AIM OF THE EXERCISE ▸
Each record should be given again exactly, and any picture in it left out.

(Website and app data records)
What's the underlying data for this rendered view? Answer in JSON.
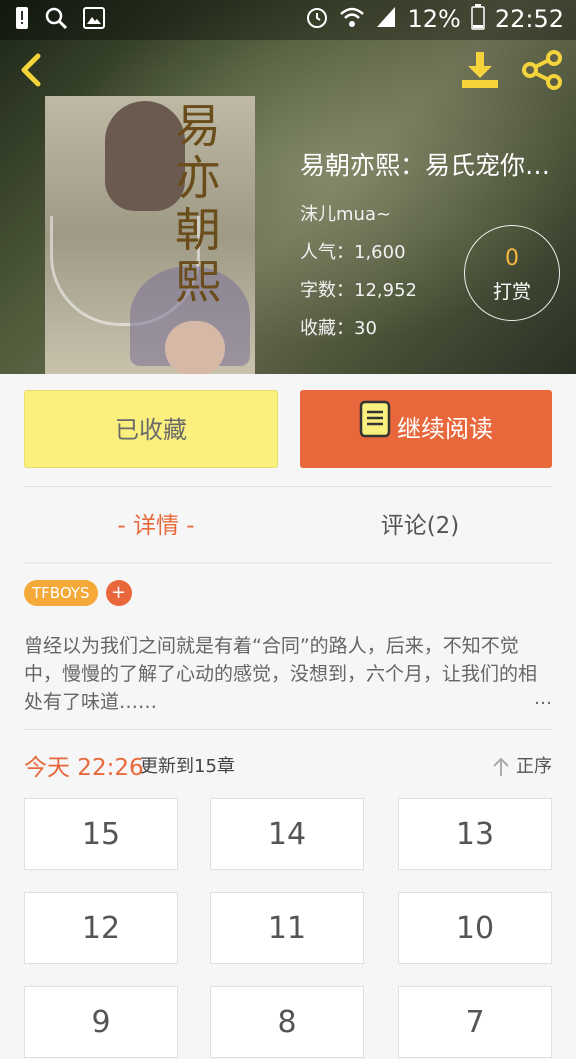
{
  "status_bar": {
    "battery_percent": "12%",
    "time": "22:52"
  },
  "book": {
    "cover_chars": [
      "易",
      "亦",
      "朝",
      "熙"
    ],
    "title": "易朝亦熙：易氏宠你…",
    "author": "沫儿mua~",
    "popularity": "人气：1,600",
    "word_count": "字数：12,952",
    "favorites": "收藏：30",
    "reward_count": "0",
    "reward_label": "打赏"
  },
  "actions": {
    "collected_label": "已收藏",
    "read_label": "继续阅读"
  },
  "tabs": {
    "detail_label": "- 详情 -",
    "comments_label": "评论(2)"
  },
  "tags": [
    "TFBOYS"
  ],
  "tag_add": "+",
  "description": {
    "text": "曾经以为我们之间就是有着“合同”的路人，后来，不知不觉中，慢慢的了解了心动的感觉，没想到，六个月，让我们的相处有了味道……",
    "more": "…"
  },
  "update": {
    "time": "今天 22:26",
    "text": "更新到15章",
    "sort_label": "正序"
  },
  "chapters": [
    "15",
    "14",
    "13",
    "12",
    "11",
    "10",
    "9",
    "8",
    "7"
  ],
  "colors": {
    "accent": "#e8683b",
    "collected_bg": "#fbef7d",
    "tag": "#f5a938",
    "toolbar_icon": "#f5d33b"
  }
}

RESPONSE FOR THIS EXERCISE ▸
What's the underlying data for this rendered view? Answer in JSON.
{
  "status_bar": {
    "battery_percent": "12%",
    "time": "22:52"
  },
  "book": {
    "cover_chars": [
      "易",
      "亦",
      "朝",
      "熙"
    ],
    "title": "易朝亦熙：易氏宠你…",
    "author": "沫儿mua~",
    "popularity": "人气：1,600",
    "word_count": "字数：12,952",
    "favorites": "收藏：30",
    "reward_count": "0",
    "reward_label": "打赏"
  },
  "actions": {
    "collected_label": "已收藏",
    "read_label": "继续阅读"
  },
  "tabs": {
    "detail_label": "- 详情 -",
    "comments_label": "评论(2)"
  },
  "tags": [
    "TFBOYS"
  ],
  "tag_add": "+",
  "description": {
    "text": "曾经以为我们之间就是有着“合同”的路人，后来，不知不觉中，慢慢的了解了心动的感觉，没想到，六个月，让我们的相处有了味道……",
    "more": "…"
  },
  "update": {
    "time": "今天 22:26",
    "text": "更新到15章",
    "sort_label": "正序"
  },
  "chapters": [
    "15",
    "14",
    "13",
    "12",
    "11",
    "10",
    "9",
    "8",
    "7"
  ],
  "colors": {
    "accent": "#e8683b",
    "collected_bg": "#fbef7d",
    "tag": "#f5a938",
    "toolbar_icon": "#f5d33b"
  }
}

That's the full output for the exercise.